*** Input material Section Begins ***

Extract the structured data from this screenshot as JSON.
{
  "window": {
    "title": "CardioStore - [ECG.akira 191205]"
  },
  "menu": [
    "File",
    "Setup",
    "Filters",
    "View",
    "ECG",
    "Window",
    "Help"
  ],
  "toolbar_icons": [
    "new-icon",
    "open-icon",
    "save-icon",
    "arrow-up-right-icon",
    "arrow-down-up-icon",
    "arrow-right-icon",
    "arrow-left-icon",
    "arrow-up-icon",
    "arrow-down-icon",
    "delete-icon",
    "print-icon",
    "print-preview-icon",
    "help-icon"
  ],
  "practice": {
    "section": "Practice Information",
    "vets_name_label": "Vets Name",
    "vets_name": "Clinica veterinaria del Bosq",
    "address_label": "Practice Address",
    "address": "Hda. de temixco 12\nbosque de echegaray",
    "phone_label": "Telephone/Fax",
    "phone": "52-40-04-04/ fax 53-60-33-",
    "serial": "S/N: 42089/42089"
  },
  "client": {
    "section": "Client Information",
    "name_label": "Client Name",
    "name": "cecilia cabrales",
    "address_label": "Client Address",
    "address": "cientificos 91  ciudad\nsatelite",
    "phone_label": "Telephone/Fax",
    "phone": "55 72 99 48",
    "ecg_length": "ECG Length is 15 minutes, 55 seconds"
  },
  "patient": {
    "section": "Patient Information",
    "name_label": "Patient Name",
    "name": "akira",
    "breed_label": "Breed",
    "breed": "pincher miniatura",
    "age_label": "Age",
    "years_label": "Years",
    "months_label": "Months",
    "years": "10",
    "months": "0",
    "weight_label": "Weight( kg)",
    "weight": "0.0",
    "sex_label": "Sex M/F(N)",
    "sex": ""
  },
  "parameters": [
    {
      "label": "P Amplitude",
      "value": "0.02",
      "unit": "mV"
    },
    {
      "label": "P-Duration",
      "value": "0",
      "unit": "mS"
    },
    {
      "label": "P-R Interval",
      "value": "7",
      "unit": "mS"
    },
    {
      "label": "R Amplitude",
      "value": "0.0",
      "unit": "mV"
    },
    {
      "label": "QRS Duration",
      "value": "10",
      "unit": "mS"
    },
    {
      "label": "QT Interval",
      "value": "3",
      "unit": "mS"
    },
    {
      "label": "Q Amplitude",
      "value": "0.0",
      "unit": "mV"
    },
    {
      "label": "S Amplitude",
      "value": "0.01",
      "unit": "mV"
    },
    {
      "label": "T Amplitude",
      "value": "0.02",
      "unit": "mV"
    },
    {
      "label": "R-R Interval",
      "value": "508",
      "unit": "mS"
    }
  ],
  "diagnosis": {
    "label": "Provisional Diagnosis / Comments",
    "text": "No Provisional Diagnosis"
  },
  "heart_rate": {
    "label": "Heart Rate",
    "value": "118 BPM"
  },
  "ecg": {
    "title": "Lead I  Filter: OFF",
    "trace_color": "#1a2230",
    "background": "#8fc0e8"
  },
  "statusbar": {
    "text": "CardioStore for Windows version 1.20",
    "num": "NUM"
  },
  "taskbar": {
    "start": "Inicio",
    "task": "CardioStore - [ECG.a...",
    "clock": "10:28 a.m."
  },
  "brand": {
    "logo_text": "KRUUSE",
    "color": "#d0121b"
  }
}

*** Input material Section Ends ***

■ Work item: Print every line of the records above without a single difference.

■ Exercise answer:
Extract the structured data from this screenshot as JSON.
{
  "window": {
    "title": "CardioStore - [ECG.akira 191205]"
  },
  "menu": [
    "File",
    "Setup",
    "Filters",
    "View",
    "ECG",
    "Window",
    "Help"
  ],
  "toolbar_icons": [
    "new-icon",
    "open-icon",
    "save-icon",
    "arrow-up-right-icon",
    "arrow-down-up-icon",
    "arrow-right-icon",
    "arrow-left-icon",
    "arrow-up-icon",
    "arrow-down-icon",
    "delete-icon",
    "print-icon",
    "print-preview-icon",
    "help-icon"
  ],
  "practice": {
    "section": "Practice Information",
    "vets_name_label": "Vets Name",
    "vets_name": "Clinica veterinaria del Bosq",
    "address_label": "Practice Address",
    "address": "Hda. de temixco 12\nbosque de echegaray",
    "phone_label": "Telephone/Fax",
    "phone": "52-40-04-04/ fax 53-60-33-",
    "serial": "S/N: 42089/42089"
  },
  "client": {
    "section": "Client Information",
    "name_label": "Client Name",
    "name": "cecilia cabrales",
    "address_label": "Client Address",
    "address": "cientificos 91  ciudad\nsatelite",
    "phone_label": "Telephone/Fax",
    "phone": "55 72 99 48",
    "ecg_length": "ECG Length is 15 minutes, 55 seconds"
  },
  "patient": {
    "section": "Patient Information",
    "name_label": "Patient Name",
    "name": "akira",
    "breed_label": "Breed",
    "breed": "pincher miniatura",
    "age_label": "Age",
    "years_label": "Years",
    "months_label": "Months",
    "years": "10",
    "months": "0",
    "weight_label": "Weight( kg)",
    "weight": "0.0",
    "sex_label": "Sex M/F(N)",
    "sex": ""
  },
  "parameters": [
    {
      "label": "P Amplitude",
      "value": "0.02",
      "unit": "mV"
    },
    {
      "label": "P-Duration",
      "value": "0",
      "unit": "mS"
    },
    {
      "label": "P-R Interval",
      "value": "7",
      "unit": "mS"
    },
    {
      "label": "R Amplitude",
      "value": "0.0",
      "unit": "mV"
    },
    {
      "label": "QRS Duration",
      "value": "10",
      "unit": "mS"
    },
    {
      "label": "QT Interval",
      "value": "3",
      "unit": "mS"
    },
    {
      "label": "Q Amplitude",
      "value": "0.0",
      "unit": "mV"
    },
    {
      "label": "S Amplitude",
      "value": "0.01",
      "unit": "mV"
    },
    {
      "label": "T Amplitude",
      "value": "0.02",
      "unit": "mV"
    },
    {
      "label": "R-R Interval",
      "value": "508",
      "unit": "mS"
    }
  ],
  "diagnosis": {
    "label": "Provisional Diagnosis / Comments",
    "text": "No Provisional Diagnosis"
  },
  "heart_rate": {
    "label": "Heart Rate",
    "value": "118 BPM"
  },
  "ecg": {
    "title": "Lead I  Filter: OFF",
    "trace_color": "#1a2230",
    "background": "#8fc0e8"
  },
  "statusbar": {
    "text": "CardioStore for Windows version 1.20",
    "num": "NUM"
  },
  "taskbar": {
    "start": "Inicio",
    "task": "CardioStore - [ECG.a...",
    "clock": "10:28 a.m."
  },
  "brand": {
    "logo_text": "KRUUSE",
    "color": "#d0121b"
  }
}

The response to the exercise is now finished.